For The Union Democrat

Now playing at Sierra Repertory’s East Sonora Theater is Lynn Nottage’s beautiful play, “Intimate Apparel.” Nottage has won two Pulitzer Prizes and is acclaimed for her depictions of marginalized persons, whose voices have traditionally been lost. This play, inspired by her great-grandmother’s story, distinctly resonates with its universal themes of loneliness, love, loss and betrayal.

The play is set in 1905 in lower Manhattan. Upon entering the theater, one is immediately awed by Brian Redfern’s richly detailed multi-level set, which represents different living spaces and transports the audience back to an earlier time. At the center of the story is Esther, an African-American seamstress who for 18 years has worked in a boarding house sewing delicate and exquisite undergarments for other women. During this time, she has seen her contemporaries marry and move on, and she longs to find the right man and start a new life. She has also set aside a considerable sum of money with which she hopes to open a beauty parlor which would cater to an African-American clientele.

Jasmine Rush gives a superb, grounded performance which captures her character’s vulnerability as well as her inner strength. Esther’s job selecting fabrics and delivering her creations takes her to different locations in the city. She is a frequent visitor to the fabric shop owned by Mr. Marks, a recently immigrated Orthodox Jew. In a sensitive and nuanced performance, Jerry Lee plays the warm and generous Mr. Marks, whose unspoken attraction to Esther is heartfelt and moving. As they discuss their appreciation for the elegant fabrics he sets aside for her, it is easy to imagine that in a different time they might have been kindred spirits. But such a liaison cannot be in the world they inhabit.

One of Esther’s clients is Mrs. Van Buren, a wealthy society matron. Vividly and winsomely played by Emily Gatesman, her character’s bubbly enthusiasm belies the fact that she is unhappy in her marriage and unfulfilled by not having a child. The dialogue enacted between the characters is compelling and rich in humor.

Esther also delivers her merchandise to a bordello where a prostitute, Mayme, lives and works in a single room. Brittney Caldwell delivers a dynamic and affecting performance as the intelligent, talented and outspoken Mayme, whose aspirations of becoming a concert pianist seem forever out of reach. Though the women in the play are from different walks of life, they all face obstacles to realizing their dreams, and none are more acutely constrained than the women of color.

In a confident and authentic performance, Nora Cole plays Mrs. Dickson, Esther’s wise and pragmatic landlady.
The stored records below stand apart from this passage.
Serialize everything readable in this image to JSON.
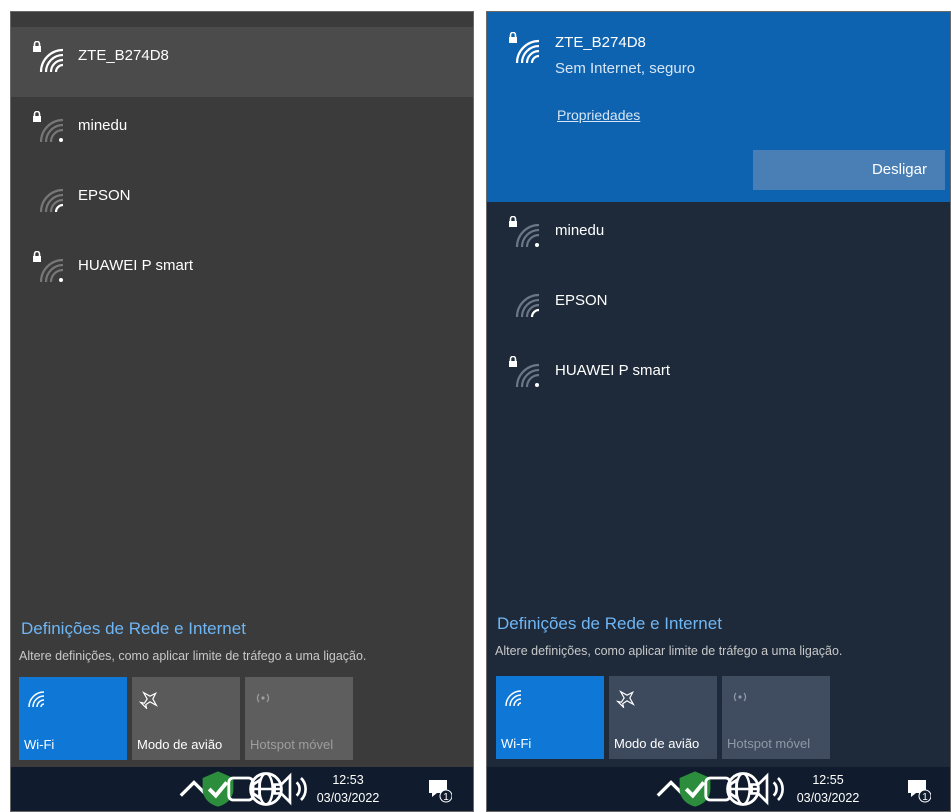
{
  "left": {
    "networks": [
      {
        "ssid": "ZTE_B274D8",
        "secured": true,
        "selected": true
      },
      {
        "ssid": "minedu",
        "secured": true,
        "selected": false
      },
      {
        "ssid": "EPSON",
        "secured": false,
        "selected": false
      },
      {
        "ssid": "HUAWEI P smart",
        "secured": true,
        "selected": false
      }
    ],
    "settings_title": "Definições de Rede e Internet",
    "settings_desc": "Altere definições, como aplicar limite de tráfego a uma ligação.",
    "tiles": [
      {
        "label": "Wi-Fi",
        "state": "on",
        "icon": "wifi-icon"
      },
      {
        "label": "Modo de avião",
        "state": "off",
        "icon": "airplane-icon"
      },
      {
        "label": "Hotspot móvel",
        "state": "disabled",
        "icon": "hotspot-icon"
      }
    ],
    "taskbar": {
      "time": "12:53",
      "date": "03/03/2022",
      "notification_count": "1"
    }
  },
  "right": {
    "connected": {
      "ssid": "ZTE_B274D8",
      "status": "Sem Internet, seguro",
      "properties_label": "Propriedades",
      "disconnect_label": "Desligar"
    },
    "networks": [
      {
        "ssid": "minedu",
        "secured": true
      },
      {
        "ssid": "EPSON",
        "secured": false
      },
      {
        "ssid": "HUAWEI P smart",
        "secured": true
      }
    ],
    "settings_title": "Definições de Rede e Internet",
    "settings_desc": "Altere definições, como aplicar limite de tráfego a uma ligação.",
    "tiles": [
      {
        "label": "Wi-Fi",
        "state": "on",
        "icon": "wifi-icon"
      },
      {
        "label": "Modo de avião",
        "state": "off",
        "icon": "airplane-icon"
      },
      {
        "label": "Hotspot móvel",
        "state": "disabled",
        "icon": "hotspot-icon"
      }
    ],
    "taskbar": {
      "time": "12:55",
      "date": "03/03/2022",
      "notification_count": "1"
    }
  },
  "colors": {
    "accent": "#0f78d7",
    "link": "#6fb6f5",
    "selected_right": "#0e63b0"
  }
}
The widowed Mrs. Dickson married for security and is now the proprietor of a boarding house. When Esther begins receiving letters from George, a mysterious man in Panama whom she has never met, it is her landlady who warns her of possible folly. But the prospect of this long distance romance is too alluring, and Esther decides to respond.

Since she is illiterate, Esther seeks the help of Mrs. Van Buren to compose her responses. This delights Mrs. Van Buren, who eagerly joins in the deception. When the audience first sees the handsome George, he is standing amidst foliage as lush as his prose. He enthusiastically regales Esther with stories of his work on the Panama Canal and all the dangers that confront the workers there. She is intrigued and eventually agrees that he should come to New York, where they will marry. Landon Woodson convincingly plays George and adeptly navigates between the two opposing sides of his character’s personality.

It is in the second act where the true motivations of many of the characters are revealed. In the end, it is the reliable Mrs. Dickson who remains supportive and nonjudgmental, and we have no doubt that Esther will persevere with dignity and determination.

The play is masterfully directed by Scott Viets, and there is not one false note in this production. The interactions between the actors are wonderful, and all of the elements of the story come together in harmony. The creative period costumes are beautifully rendered by Diana Newington. Mike Sali’s expert lighting brings each diverse scene into focus. Sound design is by Ty Smith, and the intermittent Ragtime music is an inspired touch.

You won’t want to miss this powerful and evocative production. Audiences will likely be thinking of this play and discussing it long after the lights go down. The play has a limited engagement, so don’t delay making reservations. “Intimate Apparel” runs through Oct. 28. For tickets or information, visit or call (209) 532-3120.